This is where the knowledge and understanding gained through hundreds of years of material use has its advantage. An example of this is vernacular architecture. Often employed simply because its materials were close at hand and survived the local environmental conditions, vernacular architecture has developed into a discipline more akin to science in recent years, as we began to realise that the vast swathes of land and valuable resources, lost along with it in our hunt for new resources, was simply irreplaceable. With the benefit of hindsight and contemporaneous advances in technology, we are able to place emphasis on which parts of the life cycle of a material have the greatest impacts and where and how we can make interventions to improve the environmental and social conditions of products and services. Those observations and developments have allowed us to reassess some basic functions and essential forms, long since thought forgotten or obsolete. One way in which we can reclaim the forms of the vernacular for ourselves is the advent of personal production systems such as 3D printing, home production or collaborative processes. Single or small production runs limit the quantity of resources used as well as requiring much less energy. Processes involved can be as personal as knitting and sewing on up to constructing buildings with cob (straw and mud). These all involve manpower rather than machinery and work with natural fibres, plants or materials.
The results are often revelatory as seen in the work of Kate Ramsay – her knitted light fittings are lit with fibre-optics so as to accentuate the dramatic forms and fragility, thus establishing a connection between the surface and the functional design.
These connections are what form part of the intrinsic nature of sustainable communities. We have to reject the idea of obsolescence in construction and understand that the consumerist nature of architecture and design will not always downplay the extraordinary waste within the industry. If we can eliminate some of that waste and look at re-using or recycling what we already live with, as well as re-examining the production process, our aims will shift towards a truly sustainable community, not the imagined and contrived environments that architects, developers and governments have sought to foist upon us.
Taking control and producing useful and efficient designs that do not pose a threat to humanity is not just needed, it is required.
Additive manufacturing or 3D printing does exactly that – it allows us to control how we live within our communities and the wider world. We produce only what we need, when we need it. The implications have already come to fruition for services and industries beyond design. Medicine and publishing have both invested in the technology whilst food production is also being investigated. With goods and services being produced on demand rather than speculatively, we have the means of rejecting the current inbuilt obsolescence mentioned above.
So what happens now?
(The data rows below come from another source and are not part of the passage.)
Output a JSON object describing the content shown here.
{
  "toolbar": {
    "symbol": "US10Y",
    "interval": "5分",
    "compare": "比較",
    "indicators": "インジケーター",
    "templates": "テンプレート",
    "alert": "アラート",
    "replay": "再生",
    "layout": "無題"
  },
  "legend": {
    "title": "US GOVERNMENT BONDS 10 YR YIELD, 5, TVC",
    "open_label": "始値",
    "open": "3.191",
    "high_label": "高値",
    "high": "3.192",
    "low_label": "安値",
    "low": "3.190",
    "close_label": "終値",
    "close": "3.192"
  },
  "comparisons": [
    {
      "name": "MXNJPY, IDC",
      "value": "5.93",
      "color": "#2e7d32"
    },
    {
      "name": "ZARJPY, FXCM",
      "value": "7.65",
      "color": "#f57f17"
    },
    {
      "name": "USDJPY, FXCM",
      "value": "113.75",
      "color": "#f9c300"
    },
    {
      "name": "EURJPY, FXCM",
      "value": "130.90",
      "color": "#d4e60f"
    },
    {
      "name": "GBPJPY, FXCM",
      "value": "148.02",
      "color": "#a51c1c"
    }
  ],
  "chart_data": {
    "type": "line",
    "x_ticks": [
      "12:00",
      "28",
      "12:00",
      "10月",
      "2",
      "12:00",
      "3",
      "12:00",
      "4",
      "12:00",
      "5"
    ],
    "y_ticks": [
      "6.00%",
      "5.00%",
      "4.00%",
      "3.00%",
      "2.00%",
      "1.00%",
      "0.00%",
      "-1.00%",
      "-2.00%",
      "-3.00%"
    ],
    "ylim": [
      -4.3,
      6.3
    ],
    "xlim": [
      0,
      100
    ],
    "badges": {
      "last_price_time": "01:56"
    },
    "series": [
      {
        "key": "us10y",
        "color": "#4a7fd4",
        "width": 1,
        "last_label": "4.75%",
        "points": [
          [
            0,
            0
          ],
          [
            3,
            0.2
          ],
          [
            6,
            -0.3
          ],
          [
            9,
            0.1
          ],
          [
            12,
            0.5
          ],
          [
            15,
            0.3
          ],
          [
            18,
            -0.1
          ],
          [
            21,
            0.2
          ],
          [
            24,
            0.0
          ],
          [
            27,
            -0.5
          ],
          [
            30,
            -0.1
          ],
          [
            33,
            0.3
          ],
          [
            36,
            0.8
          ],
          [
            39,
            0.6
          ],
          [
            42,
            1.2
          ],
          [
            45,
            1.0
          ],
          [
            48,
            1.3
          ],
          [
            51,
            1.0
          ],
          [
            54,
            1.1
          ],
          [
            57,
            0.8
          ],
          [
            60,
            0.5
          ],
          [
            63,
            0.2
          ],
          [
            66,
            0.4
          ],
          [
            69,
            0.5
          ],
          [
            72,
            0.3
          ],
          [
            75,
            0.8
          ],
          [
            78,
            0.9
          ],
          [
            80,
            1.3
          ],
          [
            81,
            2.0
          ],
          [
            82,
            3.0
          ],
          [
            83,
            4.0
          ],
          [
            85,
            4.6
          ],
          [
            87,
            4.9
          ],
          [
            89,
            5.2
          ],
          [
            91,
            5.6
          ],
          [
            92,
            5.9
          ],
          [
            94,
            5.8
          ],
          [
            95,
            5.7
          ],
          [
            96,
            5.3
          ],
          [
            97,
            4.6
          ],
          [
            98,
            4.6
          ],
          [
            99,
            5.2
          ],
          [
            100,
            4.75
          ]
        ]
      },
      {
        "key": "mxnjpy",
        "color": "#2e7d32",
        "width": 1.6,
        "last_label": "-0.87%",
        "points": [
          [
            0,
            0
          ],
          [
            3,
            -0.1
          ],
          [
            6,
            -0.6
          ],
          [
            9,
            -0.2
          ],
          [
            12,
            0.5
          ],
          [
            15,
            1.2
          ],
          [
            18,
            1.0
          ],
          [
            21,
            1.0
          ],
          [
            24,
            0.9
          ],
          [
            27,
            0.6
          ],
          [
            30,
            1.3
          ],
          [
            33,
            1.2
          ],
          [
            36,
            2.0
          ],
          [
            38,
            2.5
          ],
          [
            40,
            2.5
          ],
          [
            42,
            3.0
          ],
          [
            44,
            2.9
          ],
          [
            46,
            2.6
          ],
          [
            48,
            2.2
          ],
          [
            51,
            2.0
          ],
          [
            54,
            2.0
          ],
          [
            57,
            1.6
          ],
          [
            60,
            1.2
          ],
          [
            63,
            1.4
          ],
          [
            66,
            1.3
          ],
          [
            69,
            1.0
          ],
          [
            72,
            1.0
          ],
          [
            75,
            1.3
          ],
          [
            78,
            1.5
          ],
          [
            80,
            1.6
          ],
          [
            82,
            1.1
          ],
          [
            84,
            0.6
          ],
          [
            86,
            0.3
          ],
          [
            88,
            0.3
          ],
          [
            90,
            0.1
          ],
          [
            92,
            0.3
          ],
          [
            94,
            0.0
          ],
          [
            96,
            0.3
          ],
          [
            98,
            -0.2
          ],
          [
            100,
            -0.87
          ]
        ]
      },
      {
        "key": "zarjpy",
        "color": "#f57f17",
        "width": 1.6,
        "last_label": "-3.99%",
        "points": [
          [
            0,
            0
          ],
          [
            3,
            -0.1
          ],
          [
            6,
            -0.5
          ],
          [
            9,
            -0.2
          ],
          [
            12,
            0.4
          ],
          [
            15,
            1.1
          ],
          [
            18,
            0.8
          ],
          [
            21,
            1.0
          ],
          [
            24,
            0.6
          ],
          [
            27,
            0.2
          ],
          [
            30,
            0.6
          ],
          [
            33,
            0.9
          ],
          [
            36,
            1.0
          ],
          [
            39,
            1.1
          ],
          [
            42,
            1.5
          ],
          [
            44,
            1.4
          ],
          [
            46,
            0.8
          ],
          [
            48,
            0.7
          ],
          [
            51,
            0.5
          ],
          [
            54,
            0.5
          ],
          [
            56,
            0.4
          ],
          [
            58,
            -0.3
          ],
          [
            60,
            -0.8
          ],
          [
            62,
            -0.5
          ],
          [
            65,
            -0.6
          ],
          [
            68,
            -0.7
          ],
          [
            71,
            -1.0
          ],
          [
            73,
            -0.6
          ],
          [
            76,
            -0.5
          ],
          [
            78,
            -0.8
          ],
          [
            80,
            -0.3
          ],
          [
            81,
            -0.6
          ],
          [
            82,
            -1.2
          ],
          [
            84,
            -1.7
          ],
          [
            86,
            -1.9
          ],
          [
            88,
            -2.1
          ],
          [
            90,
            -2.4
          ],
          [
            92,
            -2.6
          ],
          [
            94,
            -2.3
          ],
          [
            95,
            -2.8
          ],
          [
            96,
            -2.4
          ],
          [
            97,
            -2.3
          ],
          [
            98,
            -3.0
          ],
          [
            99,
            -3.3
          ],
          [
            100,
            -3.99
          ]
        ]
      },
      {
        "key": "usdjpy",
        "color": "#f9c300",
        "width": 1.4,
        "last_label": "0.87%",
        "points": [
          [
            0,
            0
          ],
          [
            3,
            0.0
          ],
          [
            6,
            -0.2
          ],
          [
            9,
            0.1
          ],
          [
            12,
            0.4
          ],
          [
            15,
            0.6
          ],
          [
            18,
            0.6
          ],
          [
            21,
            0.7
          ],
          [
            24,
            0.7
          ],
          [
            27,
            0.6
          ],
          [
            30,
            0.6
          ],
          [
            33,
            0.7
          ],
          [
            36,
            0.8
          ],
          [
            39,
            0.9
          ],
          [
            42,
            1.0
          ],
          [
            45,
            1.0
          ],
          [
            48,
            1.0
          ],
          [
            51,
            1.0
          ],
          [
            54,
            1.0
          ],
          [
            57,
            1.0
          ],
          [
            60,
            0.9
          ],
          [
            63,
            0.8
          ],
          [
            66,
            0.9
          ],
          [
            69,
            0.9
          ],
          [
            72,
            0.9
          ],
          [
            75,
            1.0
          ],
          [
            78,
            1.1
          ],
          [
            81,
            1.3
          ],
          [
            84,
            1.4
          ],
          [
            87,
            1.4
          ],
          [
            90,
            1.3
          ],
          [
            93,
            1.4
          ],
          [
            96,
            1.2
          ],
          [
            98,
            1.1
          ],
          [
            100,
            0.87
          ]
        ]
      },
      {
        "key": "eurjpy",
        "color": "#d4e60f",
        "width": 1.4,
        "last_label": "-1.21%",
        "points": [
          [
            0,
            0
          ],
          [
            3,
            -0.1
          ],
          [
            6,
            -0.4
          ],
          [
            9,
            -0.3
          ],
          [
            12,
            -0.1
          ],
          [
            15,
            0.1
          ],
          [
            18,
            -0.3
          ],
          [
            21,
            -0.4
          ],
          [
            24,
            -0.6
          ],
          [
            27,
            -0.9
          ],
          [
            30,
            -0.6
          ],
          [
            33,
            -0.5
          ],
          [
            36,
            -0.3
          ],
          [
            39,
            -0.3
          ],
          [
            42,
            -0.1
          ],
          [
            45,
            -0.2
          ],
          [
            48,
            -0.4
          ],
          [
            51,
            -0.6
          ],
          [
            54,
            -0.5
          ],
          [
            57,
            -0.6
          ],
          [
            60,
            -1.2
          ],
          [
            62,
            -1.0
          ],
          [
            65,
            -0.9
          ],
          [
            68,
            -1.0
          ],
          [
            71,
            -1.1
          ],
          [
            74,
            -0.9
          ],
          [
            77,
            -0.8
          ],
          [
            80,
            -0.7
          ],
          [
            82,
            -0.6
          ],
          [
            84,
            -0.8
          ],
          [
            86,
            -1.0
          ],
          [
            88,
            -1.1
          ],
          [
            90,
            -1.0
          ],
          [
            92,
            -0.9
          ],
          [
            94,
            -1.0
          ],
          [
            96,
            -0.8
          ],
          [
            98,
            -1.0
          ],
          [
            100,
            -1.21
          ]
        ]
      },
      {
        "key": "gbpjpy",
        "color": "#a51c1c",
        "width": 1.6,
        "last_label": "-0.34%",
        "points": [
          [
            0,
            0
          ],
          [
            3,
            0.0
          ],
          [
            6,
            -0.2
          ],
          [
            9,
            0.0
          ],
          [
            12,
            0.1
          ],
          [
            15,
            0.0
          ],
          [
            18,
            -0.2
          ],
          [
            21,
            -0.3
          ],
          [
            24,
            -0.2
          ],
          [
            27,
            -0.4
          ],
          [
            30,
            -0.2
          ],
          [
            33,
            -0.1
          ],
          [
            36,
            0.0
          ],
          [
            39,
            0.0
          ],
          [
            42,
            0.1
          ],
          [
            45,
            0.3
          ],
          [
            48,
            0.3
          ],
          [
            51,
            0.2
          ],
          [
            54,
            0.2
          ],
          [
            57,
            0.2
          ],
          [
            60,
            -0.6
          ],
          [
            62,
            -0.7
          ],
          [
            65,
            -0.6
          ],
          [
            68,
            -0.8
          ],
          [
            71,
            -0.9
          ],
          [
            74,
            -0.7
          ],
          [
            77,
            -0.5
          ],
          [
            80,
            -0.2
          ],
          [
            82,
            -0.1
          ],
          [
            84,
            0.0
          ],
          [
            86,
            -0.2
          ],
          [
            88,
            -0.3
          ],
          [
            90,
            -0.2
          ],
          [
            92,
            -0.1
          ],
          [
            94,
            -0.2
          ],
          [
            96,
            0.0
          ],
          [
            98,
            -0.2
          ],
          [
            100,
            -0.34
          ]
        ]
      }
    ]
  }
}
If we have the technology and the will to change, where do we go from here? We must be careful to ensure that the pace is not slowed or that the self-controlling decisions of what and how designs are produced is not simply lost to a generation of ‘bedroom designers’ unable to illustrate the benefits of what they are making. There will be harsh lessons to learn along the way, but this is how we came to know that certain materials and methods of production work whilst others will fail. The future will judge these years as defining our era when pure